(Beginning of Listed entries)

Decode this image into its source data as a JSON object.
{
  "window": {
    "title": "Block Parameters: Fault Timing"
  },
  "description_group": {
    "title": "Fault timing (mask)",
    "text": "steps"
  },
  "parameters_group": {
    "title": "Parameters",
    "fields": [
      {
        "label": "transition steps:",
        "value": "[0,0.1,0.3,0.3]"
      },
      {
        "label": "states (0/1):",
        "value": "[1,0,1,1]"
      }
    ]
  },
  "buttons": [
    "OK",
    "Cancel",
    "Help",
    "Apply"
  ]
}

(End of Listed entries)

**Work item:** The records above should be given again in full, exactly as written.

**Exercise solution:**
Decode this image into its source data as a JSON object.
{
  "window": {
    "title": "Block Parameters: Fault Timing"
  },
  "description_group": {
    "title": "Fault timing (mask)",
    "text": "steps"
  },
  "parameters_group": {
    "title": "Parameters",
    "fields": [
      {
        "label": "transition steps:",
        "value": "[0,0.1,0.3,0.3]"
      },
      {
        "label": "states (0/1):",
        "value": "[1,0,1,1]"
      }
    ]
  },
  "buttons": [
    "OK",
    "Cancel",
    "Help",
    "Apply"
  ]
}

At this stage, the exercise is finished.